Although written for law students, this book could be of interest to paralegals, and college students planning to go to law school. And, a professor or instructor interested in exposing college students to different forms of argumentation might consider using this book as a reference guide. Readers interested in this book should consider taking a look at Wilson R. Huhn, The Five Types of Legal Argument, Second Edition.
Learning to make effective and persuasive Legal Arguments is pretty much the essence of Law School. All Law School exams are graded based on your reasoning and logic skills. This book hands you the tools to ace your exams and writing assignments on a silver platter! I have tried lots of different study aides, and this is the first one where I felt I truly found the KEY to being successful in Law School. I am definitely going to keep this on my reference shelf throughout Law School and into my practice of law - it's that valuable. I know I will reap dividends for years to come from this investment, because the better grades I get in Law School, the better paying job I can get after graduation. This one is well worth it!
Of course, many people will have had many different experiences with their Research and Writing instructor--but for those of you who would like to see how it's done in clear and concise language, this book is for you.

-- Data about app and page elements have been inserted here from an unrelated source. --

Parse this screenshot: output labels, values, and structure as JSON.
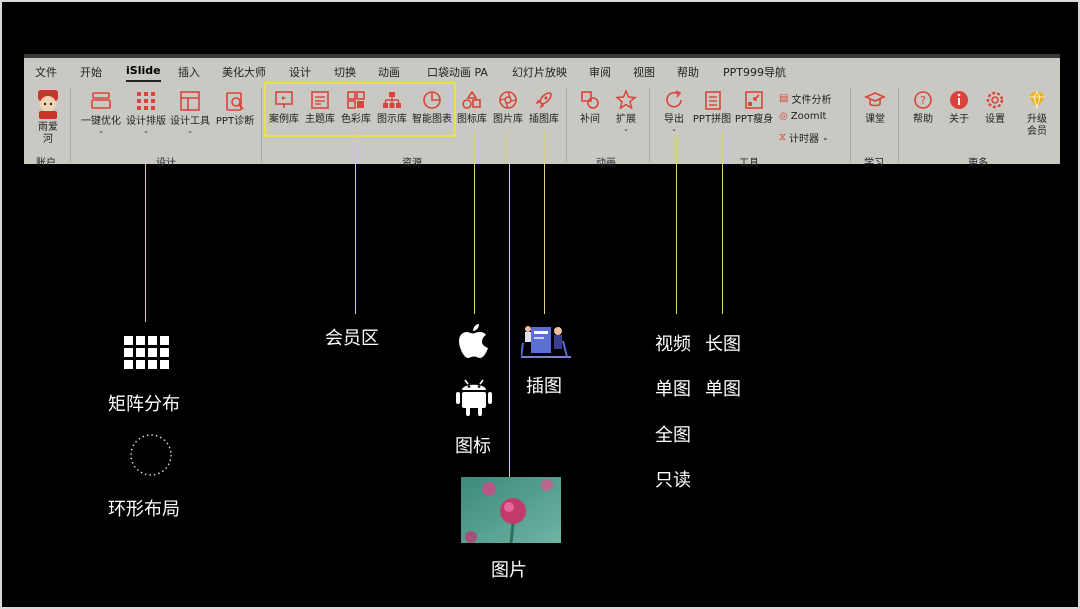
{
  "tabs": [
    "文件",
    "开始",
    "iSlide",
    "插入",
    "美化大师",
    "设计",
    "切换",
    "动画",
    "口袋动画 PA",
    "幻灯片放映",
    "审阅",
    "视图",
    "帮助",
    "PPT999导航"
  ],
  "active_tab": "iSlide",
  "account": {
    "user_label_1": "雨爱",
    "user_label_2": "河",
    "group": "账户"
  },
  "design": {
    "btn_optimize": "一键优化",
    "btn_layout": "设计排版",
    "btn_tools": "设计工具",
    "btn_diagnose": "PPT诊断",
    "group": "设计"
  },
  "resources": {
    "btn_cases": "案例库",
    "btn_themes": "主题库",
    "btn_colors": "色彩库",
    "btn_diagrams": "图示库",
    "btn_charts": "智能图表",
    "btn_icons": "图标库",
    "btn_images": "图片库",
    "btn_illus": "插图库",
    "group": "资源"
  },
  "animation": {
    "btn_tween": "补间",
    "btn_extend": "扩展",
    "group": "动画"
  },
  "tools": {
    "btn_export": "导出",
    "btn_stitch": "PPT拼图",
    "btn_slim": "PPT瘦身",
    "file_analysis": "文件分析",
    "zoomit": "ZoomIt",
    "timer": "计时器",
    "group": "工具"
  },
  "learn": {
    "btn_class": "课堂",
    "group": "学习"
  },
  "more": {
    "btn_help": "帮助",
    "btn_about": "关于",
    "btn_settings": "设置",
    "btn_upgrade_1": "升级",
    "btn_upgrade_2": "会员",
    "group": "更多"
  },
  "annotations": {
    "matrix": "矩阵分布",
    "ring": "环形布局",
    "member": "会员区",
    "icons": "图标",
    "illus": "插图",
    "picture": "图片",
    "video": "视频",
    "long_image": "长图",
    "single_1": "单图",
    "single_2": "单图",
    "full": "全图",
    "readonly": "只读"
  },
  "colors": {
    "ribbon_bg": "#c9c8c2",
    "accent_red": "#d9453c",
    "highlight": "#e9e14b",
    "gold": "#e8b21c"
  }
}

Professor Gardner doesn't waste time prattling on about himself, or his philosophy or for that matter what distinguishes good writing from mediocre writing. What he does do is demonstrate in a very simple and easy to understand manner how a writer should construct a legal argument.
The principles he describes are simple, clear, and logical, and the best part is that the book can be used in any sort of persuasive argument. Professor Gardner has geared it towards legal writing, but the principles involved will make any argument better.
Let's face it, legal writing is dry and to the point, but it's supposed to be, the writers aren't shooting for a Pulitzer. However, Professor Gardner insures that whether you are a professional-quality jazz pianist, a mediocre tennis player, or just someone who has to write an argument, even if you have to write bone-dry, mouthful-of-sand-under-the-blazing-heat-of-the-desert prose, your argument will stand up to intense scrutiny and will have a solid foundation.
Buy this book for law school, buy this book for critical thinking classes, buy this book for use whenever you need to persuade someone else of the error of their ways, but whatever you do, buy this book.